ajenery
01-21-2018, 02:09 PM
Apologies if something similar to this has been covered elsewhere. I've already been given some great advice as to how to go about formatting ebooks myself using styles, etc - but as an alternative route or avenue I've also been looking-up 'ebook creation software..' on SE's and came across some of them; Atavist, eBook Maestro, Ultimate eBook Creator and others. Just wondering if members on AW have used any of these and if they are any good.

Marissa D
01-21-2018, 10:29 PM
Also look into Jutoh. It's excellent.

WriterBN
01-21-2018, 11:46 PM
No "pushbutton" software is going to give you a decently formatted e-book, IMO; you still have to do the work yourself. Typically, that means learning how to use styles, regardless of the software.

I recommend learning some HTML and using Sigil to format an ePub file. I upload those directly to KDP and through Smashwords or D2D everywhere else.

ajenery
01-22-2018, 02:44 AM
Then what's the point of these editors? There's quite a few. One may as well stay with word or openoffice-writer. You say you upload epub's to kdp?

ajenery
01-22-2018, 02:46 AM
Also look into Jutoh. It's excellent.

Okay, I'll look that up - thanks. :)

veinglory
01-22-2018, 03:45 AM
If this is for a service like Kindle, MSWord is quit sufficient.

amergina
01-22-2018, 04:41 AM
I adore Vellum (which is only available for the Mac). I could handcode, but Vellum does a good job at formatting for the different file types and a reasonable job at paperback formatting.

M. H. Lee
01-22-2018, 05:27 AM
Second the recommendation of Vellum. I had 50+ books to format so bought a used Mac for $250. But for three and half years prior to that I just used Word and styles and was fine. Also, you might want to check out Draft2Digital's ebook formatting options. Free to use and you can take them to other platforms including Amazon.

WriterBN
01-22-2018, 09:09 PM
Then what's the point of these editors? There's quite a few. One may as well stay with word or openoffice-writer. You say you upload epub's to kdp?
For the most part, there isn't one. If you're publishing to KDP, there are really two choices:

1. Use Word or another word processor equivalent. This requires learning how to format correctly, using styles for everything. Then upload a .doc or .docx file to KDP.

2. For complete control over the format, learn HTML and use Sigil (or Jutoh or another ePub editor), and upload a validated ePub to KDP.

Either way, there's a minimum amount of work that you have to do yourself.

Laer Carroll
01-22-2018, 10:49 PM
... For complete control over the format, learn HTML and use Sigil (or Jutoh or another ePub editor), and upload a validated ePub to KDP.

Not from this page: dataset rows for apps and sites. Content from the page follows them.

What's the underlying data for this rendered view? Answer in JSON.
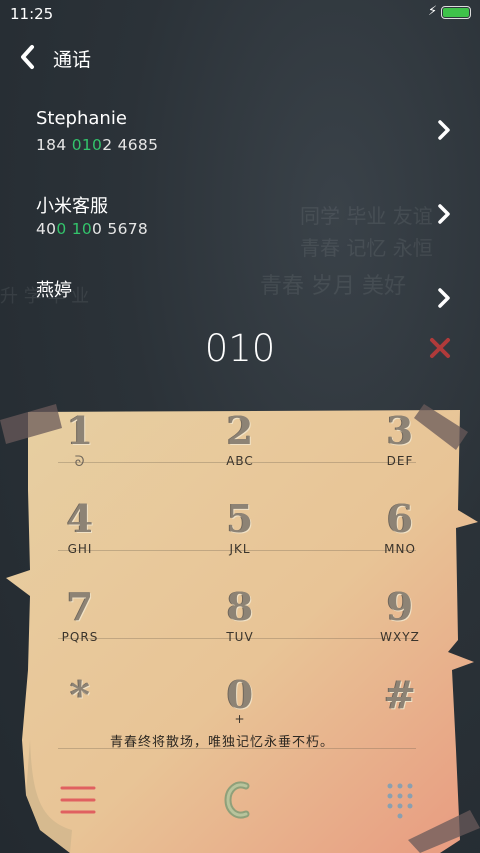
{
  "status": {
    "time": "11:25"
  },
  "header": {
    "title": "通话"
  },
  "contacts": [
    {
      "name": "Stephanie",
      "number_parts": [
        "184 ",
        "010",
        "2 4685"
      ]
    },
    {
      "name": "小米客服",
      "number_parts": [
        "40",
        "0 10",
        "0 5678"
      ]
    },
    {
      "name": "燕婷",
      "number_parts": [
        "",
        "",
        ""
      ]
    }
  ],
  "dialer": {
    "digits": "010",
    "keys": [
      {
        "num": "1",
        "letters": ""
      },
      {
        "num": "2",
        "letters": "ABC"
      },
      {
        "num": "3",
        "letters": "DEF"
      },
      {
        "num": "4",
        "letters": "GHI"
      },
      {
        "num": "5",
        "letters": "JKL"
      },
      {
        "num": "6",
        "letters": "MNO"
      },
      {
        "num": "7",
        "letters": "PQRS"
      },
      {
        "num": "8",
        "letters": "TUV"
      },
      {
        "num": "9",
        "letters": "WXYZ"
      },
      {
        "num": "*",
        "letters": ""
      },
      {
        "num": "0",
        "letters": "+"
      },
      {
        "num": "#",
        "letters": ""
      }
    ],
    "quote": "青春终将散场，唯独记忆永垂不朽。"
  },
  "colors": {
    "highlight": "#33c36b",
    "battery": "#3fc24a",
    "paper": "#e8c99a",
    "delete": "#b03a3a"
  }
}
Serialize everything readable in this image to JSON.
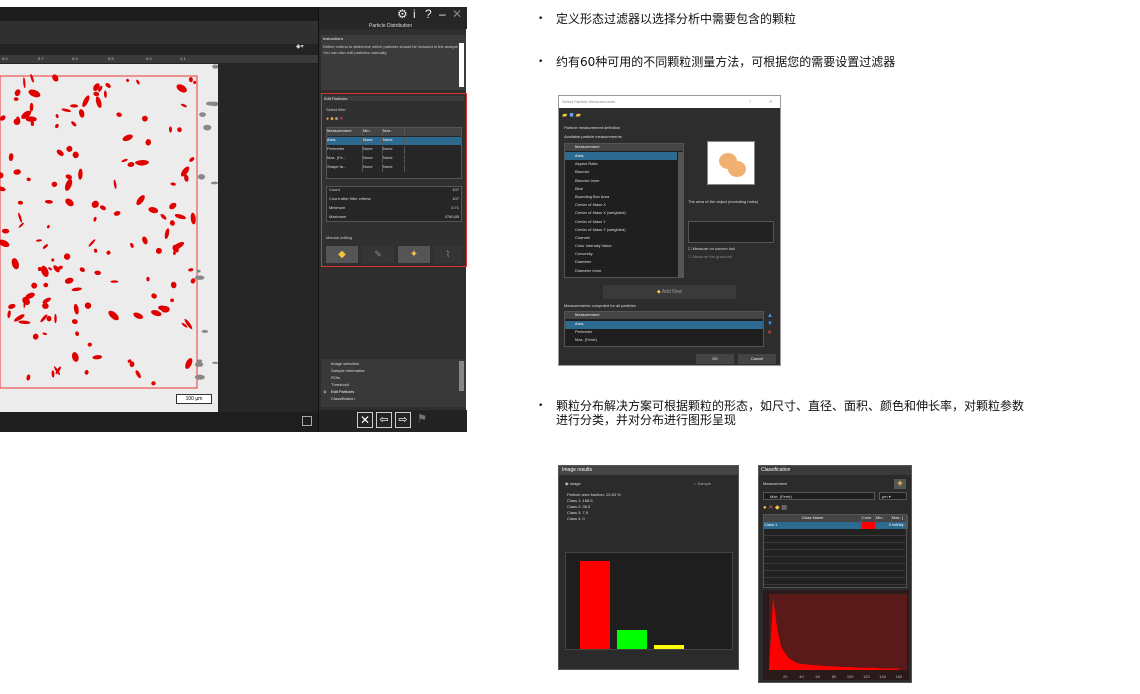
{
  "app": {
    "panel_title": "Particle Distribution",
    "top_icons": [
      "gear-icon",
      "info-icon",
      "help-icon",
      "minimize-icon",
      "close-icon"
    ],
    "ruler_ticks": [
      "0.0",
      "0.7",
      "0.3",
      "0.5",
      "0.3",
      "1.1"
    ],
    "zoom_label": "",
    "scale_bar": "100 µm",
    "instructions": {
      "title": "Instructions",
      "text": [
        "Define criteria to determine which particles should be included in the analysis.",
        "You can also edit particles manually."
      ]
    },
    "edit_particles": {
      "title": "Edit Particles",
      "subtitle": "Select filter",
      "columns": [
        "Measurement",
        "Min.",
        "Max."
      ],
      "rows": [
        {
          "name": "Area",
          "min": "None",
          "max": "None"
        },
        {
          "name": "Perimeter",
          "min": "None",
          "max": "None"
        },
        {
          "name": "Max. (Fe...",
          "min": "None",
          "max": "None"
        },
        {
          "name": "Shape fa...",
          "min": "None",
          "max": "None"
        }
      ],
      "stats": [
        {
          "label": "Count",
          "value": "107"
        },
        {
          "label": "Count after filter criteria",
          "value": "107"
        },
        {
          "label": "Minimum",
          "value": "0.71"
        },
        {
          "label": "Maximum",
          "value": "4760.85"
        }
      ],
      "manual_label": "Manual editing"
    },
    "workflow": [
      "Image selection",
      "Sample information",
      "ROIs",
      "Threshold",
      "Edit Particles",
      "Classification"
    ],
    "nav_buttons": [
      "close-icon",
      "back-arrow-icon",
      "forward-arrow-icon",
      "finish-flag-icon"
    ]
  },
  "bullets": [
    "定义形态过滤器以选择分析中需要包含的颗粒",
    "约有60种可用的不同颗粒测量方法，可根据您的需要设置过滤器",
    "颗粒分布解决方案可根据颗粒的形态，如尺寸、直径、面积、颜色和伸长率，对颗粒参数",
    "进行分类，并对分布进行图形呈现"
  ],
  "dialog": {
    "title": "Select Particle Measurements",
    "section1": "Particle measurement definition",
    "section2": "Available particle measurements",
    "list_header": "Measurement",
    "items": [
      "Area",
      "Aspect Ratio",
      "Bisector",
      "Bisector Inner",
      "Blue",
      "Bounding Box Area",
      "Center of Mass X",
      "Center of Mass X (weighted)",
      "Center of Mass Y",
      "Center of Mass Y (weighted)",
      "Channel",
      "Color Intensity Value",
      "Convexity",
      "Diameter",
      "Diameter Inner"
    ],
    "description": "The area of the object (excluding holes)",
    "checkbox1": "Measure on convex hull",
    "checkbox2": "Measure the grain/cell",
    "add_button": "Add Now",
    "section3": "Measurements computed for all particles",
    "computed_header": "Measurement",
    "computed": [
      "Area",
      "Perimeter",
      "Max. (Feret)"
    ],
    "ok": "OK",
    "cancel": "Cancel"
  },
  "image_results": {
    "title": "Image results",
    "radio_image": "Image",
    "radio_sample": "Sample",
    "lines": [
      "Particle area fraction: 12,83 %",
      "Class 1: 168,5",
      "Class 2: 36,5",
      "Class 3: 7,5",
      "Class 4: 0"
    ]
  },
  "classification": {
    "title": "Classification",
    "measurement_label": "Measurement",
    "measurement_value": "Max. (Feret)",
    "unit": "µm",
    "columns": [
      "Class Name",
      "Color",
      "Min.",
      "Max. ["
    ],
    "rows": [
      {
        "name": "Class 1",
        "min": "0",
        "max": "Infinity"
      }
    ],
    "axis_ticks": [
      "20",
      "40",
      "60",
      "80",
      "100",
      "120",
      "140",
      "160"
    ]
  },
  "chart_data": [
    {
      "type": "bar",
      "categories": [
        "Class 1",
        "Class 2",
        "Class 3",
        "Class 4"
      ],
      "values": [
        168.5,
        36.5,
        7.5,
        0
      ],
      "colors": [
        "#ff0000",
        "#00ff00",
        "#ffff00",
        "#0000ff"
      ],
      "title": "",
      "xlabel": "",
      "ylabel": ""
    },
    {
      "type": "area",
      "x": [
        5,
        10,
        15,
        20,
        25,
        30,
        35,
        40,
        50,
        60,
        70,
        80,
        90,
        100,
        110,
        120,
        130,
        140,
        150,
        160
      ],
      "values": [
        95,
        55,
        30,
        22,
        15,
        12,
        9,
        8,
        7,
        6,
        5,
        5,
        4,
        4,
        3,
        3,
        3,
        2,
        2,
        2
      ],
      "xlabel": "",
      "ylabel": ""
    }
  ]
}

You don't have to learn a lot of HTML, just the very basics. You should only apply a minimum of HTML formatting to your text. Being an expert, I do a fair amount but am aware that the readers of my ebooks may override whatever I specify as the initial font and font size of my text, so I avoid anything more complex than basic formatting such as bold and italics.

Sigil has a nice feature called split screen, where you can see both the content as it will appear in your ebook reader and the HTML underlying it.

WriterBN
01-23-2018, 09:13 PM
You don't have to learn a lot of HTML, just the very basics.
True, but if you know more than the basics, it's a lot easier to troubleshoot if you run into problems. I've been working with HTML/CSS and XML for a long while, so I naturally gravitated toward an HTML-based workflow for e-books.


Sigil has a nice feature called split screen, where you can see both the content as it will appear in your ebook reader and the HTML underlying it.
I haven't seen that feature, unless you mean the Preview pane, which I do find useful. I generally work in code view.

Laer Carroll
01-24-2018, 01:34 AM
...if you know more than the basics, it's a lot easier to troubleshoot if you run into problems.

If someone is an expert like us, that's true. But most writers are not, and need to get their books out with as little time and effort as possible. THEY only need the very minimum HTML, and shouldn't be made to feel they have to go full-court tech expert to do what should be a fairly simple process. Leaving them able to spend all their time on writing their next book.